Winston Brassington wins $18M defamation cases against KN

Economist Winston Brassington
Winston Brassington

Former Head of National Industrial and Commercial Investments Limited (NICIL), Winston Brassington has won his defamation cases against Kaieteur News, and its former Editor-in-Chief Adam Harris over articles published which among other things, described him by an informal term which means a person, who is dishonest or a criminal.

Having been successful with his claim, Brassington was awarded $18M in damages, along with $220,000 in court costs.

During 2014, Kaieteur News, owned by Glen Lall, in its ‘Dem Boys Seh’ Column published articles defaming Brassington.

Among other things, the newspapers published that he used information as director and office of NICIL to invest in Hand-in-Hand Trust; and that he was instrumental in awarding a road construction contract for US$18M for the first phase of the Amaila Falls Project to Synergy.

The newspaper also published information which also inferred that he and others sold shares in GTT and took the money and that he had engaged in criminal fraud for personal gain and in the conduct of his offices.

In fact, the newspapers, according to court documents, published that Brassington should be jailed for these wrongdoings.

In defence, the newspapers had claimed justification and fair comment.

However, having examined the evidence, Justice Fidela Corbin-Lincoln found that Kaieteur News failed to provide any documentary or other evidence to prove the truth of the statements.

The newspapers, in its defence, outlined several averments with respect to the alleged facts upon which the defence of fair comment is based.

But the Judge noted that the defence of justification and fair comment failed.
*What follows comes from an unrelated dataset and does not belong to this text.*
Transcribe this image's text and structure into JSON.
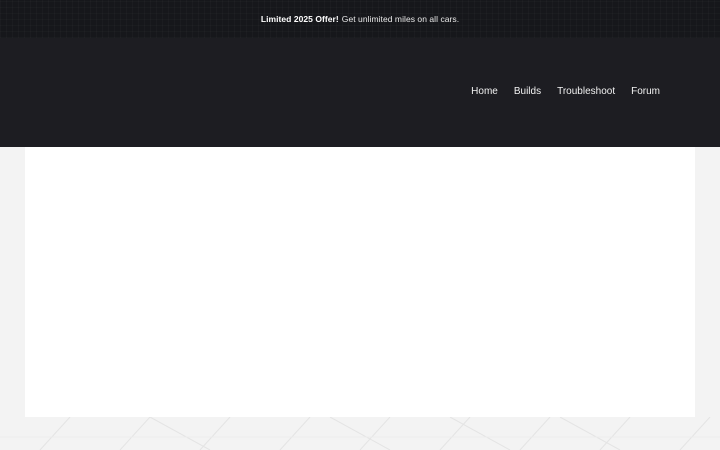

With the articles having been published online and reached outside the jurisdiction, Justice Corbin-Lincoln found that the words complained of would convey to any ordinary reasonable reader that Brassington is dishonest.

The Judge pointed out that Kaieteur News neither apologized nor issued a retraction.

Rather, she said the evidence shows that the newspapers repeated the libel and/or the substance of the libel in other publications. In her judgment, the Judge said that Kaieteur News did not communicate with Brassington prior to the publication or request a comment or response to the accusations.

Brassington’s evidence was that after the publications his family suffered gravely. He submitted that he was the subject of ridicule and suspicion as a result of the publications and that his friends would telephone him about the publications. He gave evidence with respect to what his children reported to him was allegedly being said by their schoolmates and teachers.

Brassington had filed 25 sets of claims for damages for libel against Kaieteur News.

Having weighed all the aggravating and mitigating factors and having regard to the the purpose of an award of damages, the awards already made and the fact that libel is actionable per se, the Judge ordered that the newspapers and its former Editor-in-Chief jointly and severally pay Brassington damages in the sum of $18,000,000.

The Judge further ordered that Kaieteur News and its former Editor-in-Chief shall jointly and severally pay Brassington costs in the sum of $220,000.

Attorney-at-Law Timothy Jonas appeared for Brassington, while Attorney-at-Law Shaunella Glen represented Kaieteur News and Adam Harris.

Editor’s Note: This story previously stated that the lawsuit totalled $15M however it has since been amended to reflect $18M.